Your task is to print all of the entries exactly, though the pictures should not be included.

Supplied data →
◇ ◇ ◇
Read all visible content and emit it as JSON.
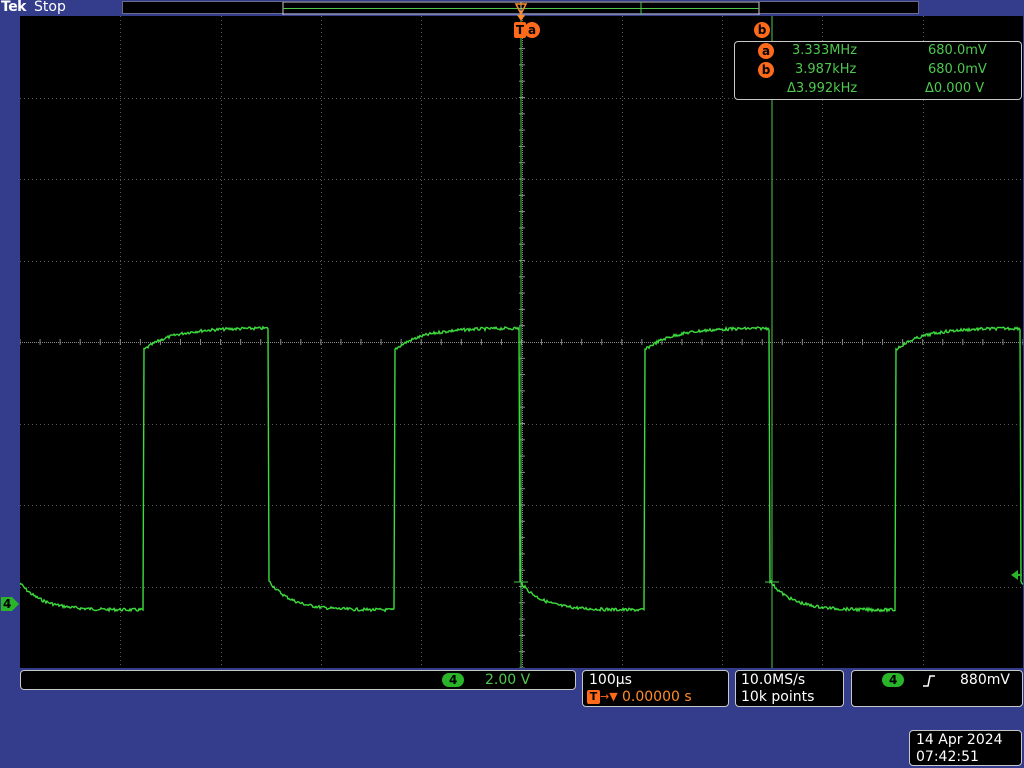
{
  "header": {
    "brand": "Tek",
    "status": "Stop"
  },
  "cursors": {
    "a_label": "a",
    "b_label": "b",
    "trigger_label": "T"
  },
  "readout": {
    "a": {
      "label": "a",
      "freq": "3.333MHz",
      "volt": "680.0mV"
    },
    "b": {
      "label": "b",
      "freq": "3.987kHz",
      "volt": "680.0mV"
    },
    "delta": {
      "freq": "Δ3.992kHz",
      "volt": "Δ0.000 V"
    }
  },
  "channel": {
    "number": "4",
    "scale": "2.00 V"
  },
  "timebase": {
    "scale": "100µs",
    "trigger_marker": "T",
    "arrow": "→▼",
    "position": "0.00000 s"
  },
  "acquisition": {
    "rate": "10.0MS/s",
    "points": "10k points"
  },
  "trigger": {
    "source": "4",
    "slope_icon": "rising-edge-icon",
    "level": "880mV"
  },
  "datetime": {
    "date": "14 Apr 2024",
    "time": "07:42:51"
  },
  "colors": {
    "background": "#343c8c",
    "trace": "#3cdc3c",
    "cursor": "#4ec84e",
    "accent": "#ff6a1a"
  }
}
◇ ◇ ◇
Response to this task →
Read all visible content and emit it as JSON.
{
  "header": {
    "brand": "Tek",
    "status": "Stop"
  },
  "cursors": {
    "a_label": "a",
    "b_label": "b",
    "trigger_label": "T"
  },
  "readout": {
    "a": {
      "label": "a",
      "freq": "3.333MHz",
      "volt": "680.0mV"
    },
    "b": {
      "label": "b",
      "freq": "3.987kHz",
      "volt": "680.0mV"
    },
    "delta": {
      "freq": "Δ3.992kHz",
      "volt": "Δ0.000 V"
    }
  },
  "channel": {
    "number": "4",
    "scale": "2.00 V"
  },
  "timebase": {
    "scale": "100µs",
    "trigger_marker": "T",
    "arrow": "→▼",
    "position": "0.00000 s"
  },
  "acquisition": {
    "rate": "10.0MS/s",
    "points": "10k points"
  },
  "trigger": {
    "source": "4",
    "slope_icon": "rising-edge-icon",
    "level": "880mV"
  },
  "datetime": {
    "date": "14 Apr 2024",
    "time": "07:42:51"
  },
  "colors": {
    "background": "#343c8c",
    "trace": "#3cdc3c",
    "cursor": "#4ec84e",
    "accent": "#ff6a1a"
  }
}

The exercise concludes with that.